(1)Although there are a number of wealthy African-American filmmakers and media moguls, wealth in and of itself is not power; wealth is only one aspect that can be gained or lost by the consequences of power. African-Americans lack the power to distribute films theatrically on an equal number of screens domestic and foreign as White American films produced by the American Entertainment Complex.
(2) All foreign and domestic box office gross numbers are taken from www.boxoffice.mojo.com
(3) See the Shadow & Act article “Nia Long on “Love Jones” Sequel “We’ve Been Talking About it” (Do You Want to See It) by Tambey, March 19, 2010. http://blogs.indiewire.com/shadowandact/nia-long-on-love-jones-sequel-weve-been-talking-about-it-do-…
(4) From the article,”Around the World Round-up: “The Avengers” assemble 185.1 million overseas debut”, by Ray Subers. www.boxofficemojo.com, April 29th 2012.

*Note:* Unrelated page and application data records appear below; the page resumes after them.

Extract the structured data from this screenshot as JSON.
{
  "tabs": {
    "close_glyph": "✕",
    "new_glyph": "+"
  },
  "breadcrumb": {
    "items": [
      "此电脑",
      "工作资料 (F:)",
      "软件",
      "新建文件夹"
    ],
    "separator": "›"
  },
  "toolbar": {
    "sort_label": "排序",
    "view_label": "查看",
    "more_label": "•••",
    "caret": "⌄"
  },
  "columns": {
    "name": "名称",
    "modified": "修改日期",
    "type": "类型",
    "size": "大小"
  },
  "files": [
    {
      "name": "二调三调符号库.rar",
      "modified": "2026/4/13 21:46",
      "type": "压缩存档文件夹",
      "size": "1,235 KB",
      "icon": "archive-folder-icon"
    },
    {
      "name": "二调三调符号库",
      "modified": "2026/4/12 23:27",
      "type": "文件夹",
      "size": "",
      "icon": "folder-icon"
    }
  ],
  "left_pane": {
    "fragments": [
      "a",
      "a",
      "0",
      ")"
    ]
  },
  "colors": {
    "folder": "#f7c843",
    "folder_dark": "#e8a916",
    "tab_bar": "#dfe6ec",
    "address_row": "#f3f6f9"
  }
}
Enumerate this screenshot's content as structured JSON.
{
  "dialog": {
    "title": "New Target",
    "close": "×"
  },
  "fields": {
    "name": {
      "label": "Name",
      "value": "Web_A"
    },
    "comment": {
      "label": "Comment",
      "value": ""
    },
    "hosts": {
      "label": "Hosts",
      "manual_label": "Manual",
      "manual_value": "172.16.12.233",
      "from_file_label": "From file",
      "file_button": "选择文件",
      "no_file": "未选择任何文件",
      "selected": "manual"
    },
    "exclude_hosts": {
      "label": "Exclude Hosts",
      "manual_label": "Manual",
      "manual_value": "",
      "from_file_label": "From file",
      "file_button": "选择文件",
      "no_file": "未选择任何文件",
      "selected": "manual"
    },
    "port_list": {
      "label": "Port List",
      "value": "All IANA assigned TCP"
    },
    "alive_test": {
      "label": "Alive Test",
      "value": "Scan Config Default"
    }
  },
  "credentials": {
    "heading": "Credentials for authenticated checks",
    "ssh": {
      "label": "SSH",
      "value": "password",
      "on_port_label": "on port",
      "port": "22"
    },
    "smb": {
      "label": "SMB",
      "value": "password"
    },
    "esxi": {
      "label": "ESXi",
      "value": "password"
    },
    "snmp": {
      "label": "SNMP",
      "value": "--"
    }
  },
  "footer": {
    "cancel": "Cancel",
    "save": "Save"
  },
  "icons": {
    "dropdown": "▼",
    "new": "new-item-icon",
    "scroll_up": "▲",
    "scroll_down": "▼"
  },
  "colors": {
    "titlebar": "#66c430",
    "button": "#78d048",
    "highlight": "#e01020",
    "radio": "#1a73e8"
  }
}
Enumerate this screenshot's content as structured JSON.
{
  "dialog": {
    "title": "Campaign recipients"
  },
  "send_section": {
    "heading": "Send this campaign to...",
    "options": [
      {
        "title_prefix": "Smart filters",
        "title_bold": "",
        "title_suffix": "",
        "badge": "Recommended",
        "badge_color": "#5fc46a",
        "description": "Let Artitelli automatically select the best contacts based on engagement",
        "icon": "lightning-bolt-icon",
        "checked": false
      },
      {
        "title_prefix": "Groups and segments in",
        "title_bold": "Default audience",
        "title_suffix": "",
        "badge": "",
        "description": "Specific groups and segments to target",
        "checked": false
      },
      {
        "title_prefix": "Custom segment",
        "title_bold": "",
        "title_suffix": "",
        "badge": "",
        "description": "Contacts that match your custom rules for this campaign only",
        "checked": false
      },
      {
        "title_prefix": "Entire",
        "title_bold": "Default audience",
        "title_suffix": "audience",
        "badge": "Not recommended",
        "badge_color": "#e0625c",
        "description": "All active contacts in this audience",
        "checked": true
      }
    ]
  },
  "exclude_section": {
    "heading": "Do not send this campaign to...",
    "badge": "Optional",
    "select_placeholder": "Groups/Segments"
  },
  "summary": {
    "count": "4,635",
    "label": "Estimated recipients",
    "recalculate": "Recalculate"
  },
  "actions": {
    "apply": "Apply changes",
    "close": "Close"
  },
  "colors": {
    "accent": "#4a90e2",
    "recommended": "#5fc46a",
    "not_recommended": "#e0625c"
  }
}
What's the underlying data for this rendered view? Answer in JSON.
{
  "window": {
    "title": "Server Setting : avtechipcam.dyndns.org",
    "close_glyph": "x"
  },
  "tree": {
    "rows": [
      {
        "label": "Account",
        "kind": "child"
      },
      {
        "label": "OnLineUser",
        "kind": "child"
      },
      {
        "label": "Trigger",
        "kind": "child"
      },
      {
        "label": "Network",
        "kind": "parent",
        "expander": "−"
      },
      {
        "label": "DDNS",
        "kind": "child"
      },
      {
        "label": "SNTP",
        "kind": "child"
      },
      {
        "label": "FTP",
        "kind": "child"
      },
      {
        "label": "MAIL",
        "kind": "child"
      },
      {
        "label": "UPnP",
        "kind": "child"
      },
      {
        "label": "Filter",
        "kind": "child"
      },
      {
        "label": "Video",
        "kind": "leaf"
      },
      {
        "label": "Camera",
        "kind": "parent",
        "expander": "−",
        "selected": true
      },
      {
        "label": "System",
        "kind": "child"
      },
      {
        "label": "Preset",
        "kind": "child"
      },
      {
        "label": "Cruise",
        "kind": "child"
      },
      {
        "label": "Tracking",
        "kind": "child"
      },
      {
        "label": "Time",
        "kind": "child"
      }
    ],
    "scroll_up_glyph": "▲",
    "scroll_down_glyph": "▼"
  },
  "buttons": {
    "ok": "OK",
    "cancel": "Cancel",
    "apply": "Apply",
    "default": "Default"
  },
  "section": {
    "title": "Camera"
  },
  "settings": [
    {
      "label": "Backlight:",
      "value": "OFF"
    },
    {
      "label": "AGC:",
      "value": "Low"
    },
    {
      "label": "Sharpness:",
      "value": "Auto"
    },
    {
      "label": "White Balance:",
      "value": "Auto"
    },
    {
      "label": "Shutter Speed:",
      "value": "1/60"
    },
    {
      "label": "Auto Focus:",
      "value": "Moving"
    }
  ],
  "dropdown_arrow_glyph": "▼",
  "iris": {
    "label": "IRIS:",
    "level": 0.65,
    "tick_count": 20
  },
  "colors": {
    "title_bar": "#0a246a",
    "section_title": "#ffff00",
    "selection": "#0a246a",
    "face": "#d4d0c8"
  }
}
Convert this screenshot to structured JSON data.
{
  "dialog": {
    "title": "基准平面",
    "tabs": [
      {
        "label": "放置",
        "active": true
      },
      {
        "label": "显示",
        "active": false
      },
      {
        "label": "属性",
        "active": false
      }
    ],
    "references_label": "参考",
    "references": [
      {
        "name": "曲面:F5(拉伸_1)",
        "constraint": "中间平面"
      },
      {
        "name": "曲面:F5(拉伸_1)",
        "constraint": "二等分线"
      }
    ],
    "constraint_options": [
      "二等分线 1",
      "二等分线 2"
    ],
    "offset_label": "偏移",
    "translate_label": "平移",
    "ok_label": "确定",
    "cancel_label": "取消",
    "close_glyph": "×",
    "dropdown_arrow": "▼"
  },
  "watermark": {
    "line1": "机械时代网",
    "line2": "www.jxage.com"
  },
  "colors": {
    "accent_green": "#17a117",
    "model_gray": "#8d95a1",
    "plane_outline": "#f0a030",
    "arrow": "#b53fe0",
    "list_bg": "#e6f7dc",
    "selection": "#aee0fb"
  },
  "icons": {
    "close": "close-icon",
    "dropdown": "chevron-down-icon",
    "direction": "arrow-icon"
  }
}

(5) Starting with a single White investor’s lack of faith that led to the demise of Black owned The Lincoln Motion Picture company in 1921, to the F.B.I.’s attempts to block the production of Jules Dassin’s film UPTIGHT in 1968 and later the deliberate F.B.I. involvement in the suppression of Ivan Dixon’s THE SPOOK WHO SAT BY THE DOOR (1973) the very existence of African-American films has always been “troubling” to the White controlled entertainment industry and the United States government. The post-Civil Rights scrutiny of African-American films is centered on the ability to control the content and form of the films through a profit driven rationale that discriminates against African-American filmmakers by not allowing their films access to foreign markets and not zealously attempting to curtail External Bootlegging of Screener Copies of African-American films. See: Redefining Black Film by Mark A. Reid, pages 13-19 and Forgeries of Memory and Meaning by Cedric J. Robinson, pages 225-271.